by Hal Niedzviecki

Look Down is novelist, cultural commentator, and Broken Pencil magazine founder Hal Niedzviecki’s first collection of short stories since 1998. The stories here are raw, energetic, and, like the author’s 2001 novel Ditch, tend to focus on individual moments of intensity, often leaving the connective tissue between scenes implied.

Niedzviecki covers considerable ground in Look Down. “The Sexographer” grimly deflates any high-mindedness the reader might possess about the art world, while “Undead” takes apart the relationship between commercialism, death, and the rituals that give us closure. The claustrophobic “Sometime Next Sunrise” is the closest Niedzviecki comes to a typical family drama, while “Real Estate” would be a classic story of erotic awakening if it weren’t so profoundly unsettling.

“Prenatal,” about a pregnant teen who hears the voice of her fetus counselling in favour of an abortion, is remarkable for its dignity and compassion. In “Special Topic: Terrorism,” which closes the collection, three university students taking a sociology course on terrorism find themselves at the point where idealism and desire intersect with violence and fear. The action is localized and the stakes small, but Niedzviecki uses that tight focus to impart an immediacy that no airport potboiler about suitcase bombs could possibly achieve.

Despite being frequently bleak or disturbing, Look Down is not without wit. The opening story, “Doing God’s Work,” told from the perspective of God’s personal assistant, could have been a cynical, morose indictment of organized religion, but instead channels the verve and absurdity of Internet chatter to create something that feels striking and new.

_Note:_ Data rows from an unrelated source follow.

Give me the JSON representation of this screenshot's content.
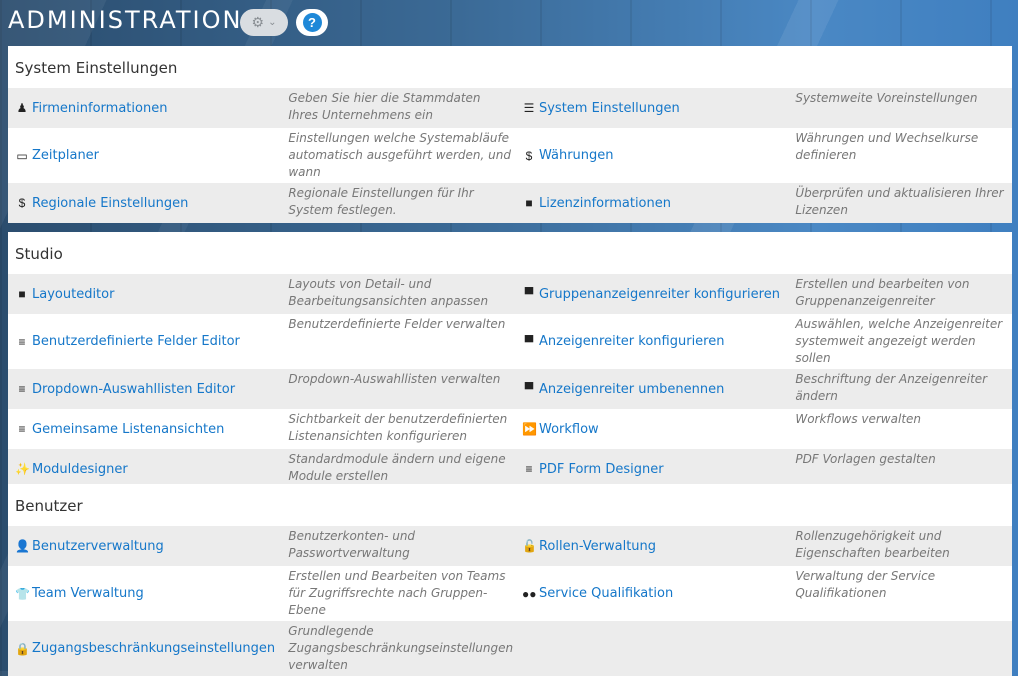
{
  "header": {
    "title": "ADMINISTRATION",
    "gear_icon": "⚙",
    "chevron_icon": "»",
    "help_icon": "?"
  },
  "sections": [
    {
      "title": "System Einstellungen",
      "rows": [
        [
          {
            "icon": "♟",
            "icon_name": "company-icon",
            "label": "Firmeninformationen",
            "desc": "Geben Sie hier die Stammdaten Ihres Unternehmens ein"
          },
          {
            "icon": "☰",
            "icon_name": "sliders-icon",
            "label": "System Einstellungen",
            "desc": "Systemweite Voreinstellungen"
          }
        ],
        [
          {
            "icon": "▭",
            "icon_name": "calendar-icon",
            "label": "Zeitplaner",
            "desc": "Einstellungen welche Systemabläufe automatisch ausgeführt werden, und wann"
          },
          {
            "icon": "$",
            "icon_name": "currency-icon",
            "label": "Währungen",
            "desc": "Währungen und Wechselkurse definieren"
          }
        ],
        [
          {
            "icon": "$",
            "icon_name": "regional-icon",
            "label": "Regionale Einstellungen",
            "desc": "Regionale Einstellungen für Ihr System festlegen."
          },
          {
            "icon": "■",
            "icon_name": "license-icon",
            "label": "Lizenzinformationen",
            "desc": "Überprüfen und aktualisieren Ihrer Lizenzen"
          }
        ]
      ]
    },
    {
      "title": "Studio",
      "rows": [
        [
          {
            "icon": "■",
            "icon_name": "layout-icon",
            "label": "Layouteditor",
            "desc": "Layouts von Detail- und Bearbeitungsansichten anpassen"
          },
          {
            "icon": "▀",
            "icon_name": "tab-icon",
            "label": "Gruppenanzeigenreiter konfigurieren",
            "desc": "Erstellen und bearbeiten von Gruppenanzeigenreiter"
          }
        ],
        [
          {
            "icon": "≡",
            "icon_name": "list-icon",
            "label": "Benutzerdefinierte Felder Editor",
            "desc": "Benutzerdefinierte Felder verwalten"
          },
          {
            "icon": "▀",
            "icon_name": "tab-icon",
            "label": "Anzeigenreiter konfigurieren",
            "desc": "Auswählen, welche Anzeigenreiter systemweit angezeigt werden sollen"
          }
        ],
        [
          {
            "icon": "≡",
            "icon_name": "list-icon",
            "label": "Dropdown-Auswahllisten Editor",
            "desc": "Dropdown-Auswahllisten verwalten"
          },
          {
            "icon": "▀",
            "icon_name": "tab-icon",
            "label": "Anzeigenreiter umbenennen",
            "desc": "Beschriftung der Anzeigenreiter ändern"
          }
        ],
        [
          {
            "icon": "≡",
            "icon_name": "list-icon",
            "label": "Gemeinsame Listenansichten",
            "desc": "Sichtbarkeit der benutzerdefinierten Listenansichten konfigurieren"
          },
          {
            "icon": "⏩",
            "icon_name": "workflow-icon",
            "label": "Workflow",
            "desc": "Workflows verwalten"
          }
        ],
        [
          {
            "icon": "✨",
            "icon_name": "magic-wand-icon",
            "label": "Moduldesigner",
            "desc": "Standardmodule ändern und eigene Module erstellen"
          },
          {
            "icon": "≡",
            "icon_name": "list-icon",
            "label": "PDF Form Designer",
            "desc": "PDF Vorlagen gestalten"
          }
        ]
      ]
    },
    {
      "title": "Benutzer",
      "rows": [
        [
          {
            "icon": "👤",
            "icon_name": "user-icon",
            "label": "Benutzerverwaltung",
            "desc": "Benutzerkonten- und Passwortverwaltung"
          },
          {
            "icon": "🔓",
            "icon_name": "unlock-icon",
            "label": "Rollen-Verwaltung",
            "desc": "Rollenzugehörigkeit und Eigenschaften bearbeiten"
          }
        ],
        [
          {
            "icon": "👕",
            "icon_name": "team-icon",
            "label": "Team Verwaltung",
            "desc": "Erstellen und Bearbeiten von Teams für Zugriffsrechte nach Gruppen-Ebene"
          },
          {
            "icon": "●●",
            "icon_name": "service-icon",
            "label": "Service Qualifikation",
            "desc": "Verwaltung der Service Qualifikationen"
          }
        ],
        [
          {
            "icon": "🔒",
            "icon_name": "lock-icon",
            "label": "Zugangsbeschränkungseinstellungen",
            "desc": "Grundlegende Zugangsbeschränkungseinstellungen verwalten"
          },
          null
        ]
      ]
    }
  ]
}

Niedzviecki sometimes pushes things a little too far, but for the most part these stories are refreshing for their daring and directness, and Niedzviecki’s unrelenting drive to expose the hearts that still beat inside his characters, regardless of how damaged or stained. Look Down is never gentle or particularly refined, but it is always vital, and most importantly, fearless.